No team did more extensive off-season remodeling than Atlanta, which parted company with six established NBA players (Rivers, Moses Malone, John Battle, Spud Webb, Tim McCormick and Sidney Moncrief). Star forward Dominique Wilkins admits that adjusting to all the new faces is difficult for him. And it's going to be even more difficult if the young backcourt of Rumeal Robinson and rookie Stacey Augmon can't get him the ball.
Do we shed a tear for Dallas, now that talented frontcourtman Roy Tarpley has taken a called third strike in his battle with drugs and alcohol? Or do we blast the Mavs for staying with the troubled star too long? Dallas had better hope that young Doug Smith can compensate for some of Tarpley's lost talent. If he can't, this will be a franchise on the way down.
One of the best lines of the exhibition season came from New Jersey coach Bill Fitch: "We've got a long way to go just to get us to last year, and last year was good enough to get us into the lottery." So why will the Nets improve on their 26-win season of '90-91? Because Rookie of the Year forward Derrick Coleman will be even better, Anderson will eventually sign and make a difference (not a large one at first, but a difference), and guard Drazen Petrovic will make an impact as a scorer.
Here's one to take to Vegas: Sacramento will improve on its road record of 1-40 last season. (The Kings should be no worse than, say, 5-36.) When the competitive Richmond meshes his game with that of second-year forward Lionel Simmons, and when Webb gets comfortable running the offense, this will be a franchise on the way up.
The team has stuck to its plan of building with young players. And that strategy will begin to pay off this season when holdout guard Sherman Douglas signs, permitting rookie Steve Smith to work his way into the league at a more studied pace.
Coach Matty Guokas had hoped that Roberts would help. But when he reported at 315 pounds and did not deliver much in the exhibition season, it was journeyman center Greg Kite to the fore once again.

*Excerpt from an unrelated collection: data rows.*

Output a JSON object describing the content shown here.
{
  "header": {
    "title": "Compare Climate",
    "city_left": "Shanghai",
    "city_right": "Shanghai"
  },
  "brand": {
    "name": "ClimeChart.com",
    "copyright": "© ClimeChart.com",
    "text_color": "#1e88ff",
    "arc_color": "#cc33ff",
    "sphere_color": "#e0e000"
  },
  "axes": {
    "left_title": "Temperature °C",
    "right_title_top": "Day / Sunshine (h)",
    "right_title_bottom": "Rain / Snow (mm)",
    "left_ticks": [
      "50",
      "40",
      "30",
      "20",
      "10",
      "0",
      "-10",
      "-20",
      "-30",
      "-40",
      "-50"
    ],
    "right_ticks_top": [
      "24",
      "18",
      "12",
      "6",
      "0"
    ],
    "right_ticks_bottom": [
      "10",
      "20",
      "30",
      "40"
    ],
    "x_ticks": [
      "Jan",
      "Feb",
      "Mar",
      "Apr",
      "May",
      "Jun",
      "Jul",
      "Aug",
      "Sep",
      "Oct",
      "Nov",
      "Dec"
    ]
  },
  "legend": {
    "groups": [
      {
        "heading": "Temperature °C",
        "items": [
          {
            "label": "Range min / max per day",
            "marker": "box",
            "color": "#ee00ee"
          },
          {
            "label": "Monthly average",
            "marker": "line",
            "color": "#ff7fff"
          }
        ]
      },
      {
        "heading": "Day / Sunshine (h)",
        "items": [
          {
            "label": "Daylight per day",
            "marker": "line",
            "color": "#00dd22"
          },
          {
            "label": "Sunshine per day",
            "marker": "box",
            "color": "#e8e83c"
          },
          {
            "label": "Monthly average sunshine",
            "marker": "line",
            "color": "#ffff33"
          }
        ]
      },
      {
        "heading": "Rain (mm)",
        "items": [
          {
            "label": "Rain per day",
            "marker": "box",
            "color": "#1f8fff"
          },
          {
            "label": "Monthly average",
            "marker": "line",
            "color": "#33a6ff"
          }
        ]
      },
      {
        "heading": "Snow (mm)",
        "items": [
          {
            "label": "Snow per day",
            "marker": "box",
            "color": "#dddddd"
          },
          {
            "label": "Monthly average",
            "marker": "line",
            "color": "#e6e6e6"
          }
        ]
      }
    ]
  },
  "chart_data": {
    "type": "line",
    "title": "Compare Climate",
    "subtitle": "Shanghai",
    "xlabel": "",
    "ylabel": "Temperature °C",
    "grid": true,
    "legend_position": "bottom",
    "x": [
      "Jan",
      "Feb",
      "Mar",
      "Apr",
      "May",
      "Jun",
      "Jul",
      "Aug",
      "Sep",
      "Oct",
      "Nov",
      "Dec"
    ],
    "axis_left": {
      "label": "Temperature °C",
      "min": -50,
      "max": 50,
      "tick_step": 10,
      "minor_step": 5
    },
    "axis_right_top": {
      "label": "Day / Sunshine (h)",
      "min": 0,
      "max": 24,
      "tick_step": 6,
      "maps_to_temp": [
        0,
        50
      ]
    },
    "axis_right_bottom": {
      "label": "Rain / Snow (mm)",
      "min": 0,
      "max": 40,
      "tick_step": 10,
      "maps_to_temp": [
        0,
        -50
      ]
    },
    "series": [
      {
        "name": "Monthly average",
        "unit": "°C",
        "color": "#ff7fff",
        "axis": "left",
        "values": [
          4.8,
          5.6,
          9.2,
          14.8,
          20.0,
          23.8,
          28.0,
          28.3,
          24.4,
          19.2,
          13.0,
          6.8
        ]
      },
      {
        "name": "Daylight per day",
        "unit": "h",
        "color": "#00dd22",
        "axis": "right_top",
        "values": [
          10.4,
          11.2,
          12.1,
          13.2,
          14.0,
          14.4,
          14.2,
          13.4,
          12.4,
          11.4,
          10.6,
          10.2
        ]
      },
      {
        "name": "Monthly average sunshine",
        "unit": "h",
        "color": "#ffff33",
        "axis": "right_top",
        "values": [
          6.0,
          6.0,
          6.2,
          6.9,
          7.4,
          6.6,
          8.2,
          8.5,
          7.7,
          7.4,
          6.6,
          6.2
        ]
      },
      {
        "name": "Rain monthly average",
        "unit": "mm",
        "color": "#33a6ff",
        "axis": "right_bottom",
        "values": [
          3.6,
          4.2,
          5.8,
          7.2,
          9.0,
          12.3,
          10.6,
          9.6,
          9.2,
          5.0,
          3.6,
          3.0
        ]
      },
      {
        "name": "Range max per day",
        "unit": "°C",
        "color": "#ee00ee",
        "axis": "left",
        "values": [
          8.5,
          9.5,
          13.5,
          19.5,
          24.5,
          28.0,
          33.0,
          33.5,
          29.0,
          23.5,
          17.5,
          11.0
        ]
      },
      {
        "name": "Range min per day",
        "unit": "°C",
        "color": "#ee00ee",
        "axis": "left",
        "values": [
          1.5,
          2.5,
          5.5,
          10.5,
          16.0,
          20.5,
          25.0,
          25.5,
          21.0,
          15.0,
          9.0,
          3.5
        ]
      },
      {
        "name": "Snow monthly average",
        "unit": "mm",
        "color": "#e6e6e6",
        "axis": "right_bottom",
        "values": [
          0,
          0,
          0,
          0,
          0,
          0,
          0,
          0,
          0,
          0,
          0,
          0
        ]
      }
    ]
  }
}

Barring a vast improvement from swing-man-shooter Dennis Scott, Orlando will not match its 31 wins of last season.
What mastermind in the front office chose this season to unveil the new slogan, "You gotta believe"? What Washington coach Wes Unseld has to believe is that he'll be lucky to win 25 games, five fewer than last year. As this season began, forwards Bernard King and Mark Alarie and rookie guard LaBradford Smith were injured, John Williams had been suspended for being overweight, and Unseld seemed to be losing patience with guard Ledell Hackles. The good news in Washington? Boy, those Redskins really look like a Super Bowl team.
The kind of half-baked, full-court comic relief provided by coach Paul Westhead's shoot-within-four-seconds attack of last season is over, and a plan to build the offense around center Dikembe Mutombo is in place. Pencil this guy in for Rookie of the Year, and pencil in last season's worst team (20-62) for a few more wins.
Former coach Bill Musselman is gone, and so are the shackles around the legs of open-court-oriented point guard Pooh Richardson. Only one hitch—Musselman's boring system was the main reason Minnesota overachieved its way to 29 wins last season. Good luck, new coach Jimmy Rodgers—you're going to need it.